In other words, each club starts out with the same budget to pay players. If they have the financial resources, they can spend more than that. That's where the designated players come in. Those are the players for whom the club, not the league, handles the financial compensation above the maximum budget charge. For example, with David Villa, MLS pays out the first $436,250, and New York City is responsible for the remaining $5,563,750, assuming that he's making $6 million per year.

Still with me? Good, because it's going to get even more confusing. If a designated player joins after the opening of the secondary transfer window — that is, the summer window, which opens on July 8th — then their budget charge is only $218,125. Guess who potentially meets that description? No, not just Andrea Pirlo; Frank Lampard, too!

Instead of $1,308,750 being tied up among three players, New York City may have as little as $872,500 tied up. That's huge. That's a difference of $436,250. For all intents and purposes, that's a fourth DP. Or two excellent non-DPs. And we haven't even gotten into allocation money, which can be used to pay down that budget charge.

Now, does that mean that more players won't be cut? No. For starters, any time that you can improve the team, you do that. If that means cutting players, so be it. I fully expect this roster to look radically different next year, and the year after that, until the club finds a core group of players to build around. Maybe that group includes players like Poku, Shelton, and others, but it's just as likely that it doesn't.

If, for instance, Jordan Morris signs with Seattle, and the Sounders offer him to New York City in exchange for Poku, the team would be incredibly negligent to reject that offer.

I'm also exceedingly curious to see how New York City's salaries look, because that's going to give us some idea of how flexible they are. It's cool that they can afford to splurge now because of the peculiarities of how the roster rules work, but starting next season, Villa, Lampard, and Pirlo will tie up that $1.308 million. So there's still a lot of unknowns out there.

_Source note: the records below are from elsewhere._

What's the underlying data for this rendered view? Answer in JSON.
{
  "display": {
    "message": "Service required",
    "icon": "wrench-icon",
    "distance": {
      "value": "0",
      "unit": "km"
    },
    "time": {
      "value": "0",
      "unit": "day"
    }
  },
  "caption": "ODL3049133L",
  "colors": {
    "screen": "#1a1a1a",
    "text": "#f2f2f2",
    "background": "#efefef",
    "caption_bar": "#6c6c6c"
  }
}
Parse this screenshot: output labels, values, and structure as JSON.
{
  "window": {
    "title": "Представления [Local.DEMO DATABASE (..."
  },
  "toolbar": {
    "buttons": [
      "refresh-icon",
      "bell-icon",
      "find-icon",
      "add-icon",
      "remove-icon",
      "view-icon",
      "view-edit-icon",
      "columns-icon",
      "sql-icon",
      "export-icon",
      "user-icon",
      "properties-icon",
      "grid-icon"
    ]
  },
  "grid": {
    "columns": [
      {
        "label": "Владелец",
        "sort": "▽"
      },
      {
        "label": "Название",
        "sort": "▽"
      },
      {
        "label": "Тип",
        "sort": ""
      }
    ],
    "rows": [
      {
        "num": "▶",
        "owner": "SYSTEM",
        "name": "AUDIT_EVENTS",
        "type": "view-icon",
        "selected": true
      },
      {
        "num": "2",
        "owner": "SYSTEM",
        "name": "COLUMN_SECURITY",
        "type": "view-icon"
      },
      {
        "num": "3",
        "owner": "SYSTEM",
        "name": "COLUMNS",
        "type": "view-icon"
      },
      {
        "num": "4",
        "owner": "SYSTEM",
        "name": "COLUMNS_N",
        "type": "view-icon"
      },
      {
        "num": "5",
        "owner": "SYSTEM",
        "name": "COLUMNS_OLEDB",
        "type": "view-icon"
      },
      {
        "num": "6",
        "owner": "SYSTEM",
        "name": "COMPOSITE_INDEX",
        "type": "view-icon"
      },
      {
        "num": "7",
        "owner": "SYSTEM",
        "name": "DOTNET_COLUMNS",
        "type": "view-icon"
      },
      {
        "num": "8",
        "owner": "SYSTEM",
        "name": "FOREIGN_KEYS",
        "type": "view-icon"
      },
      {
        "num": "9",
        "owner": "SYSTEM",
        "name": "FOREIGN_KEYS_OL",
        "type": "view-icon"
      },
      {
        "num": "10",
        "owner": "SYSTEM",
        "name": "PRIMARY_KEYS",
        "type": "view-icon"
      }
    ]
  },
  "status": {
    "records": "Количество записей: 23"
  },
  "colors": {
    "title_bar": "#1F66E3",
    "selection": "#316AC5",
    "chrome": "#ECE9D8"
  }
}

We'll have more later, but I needed to make that update in order to keep things accurate.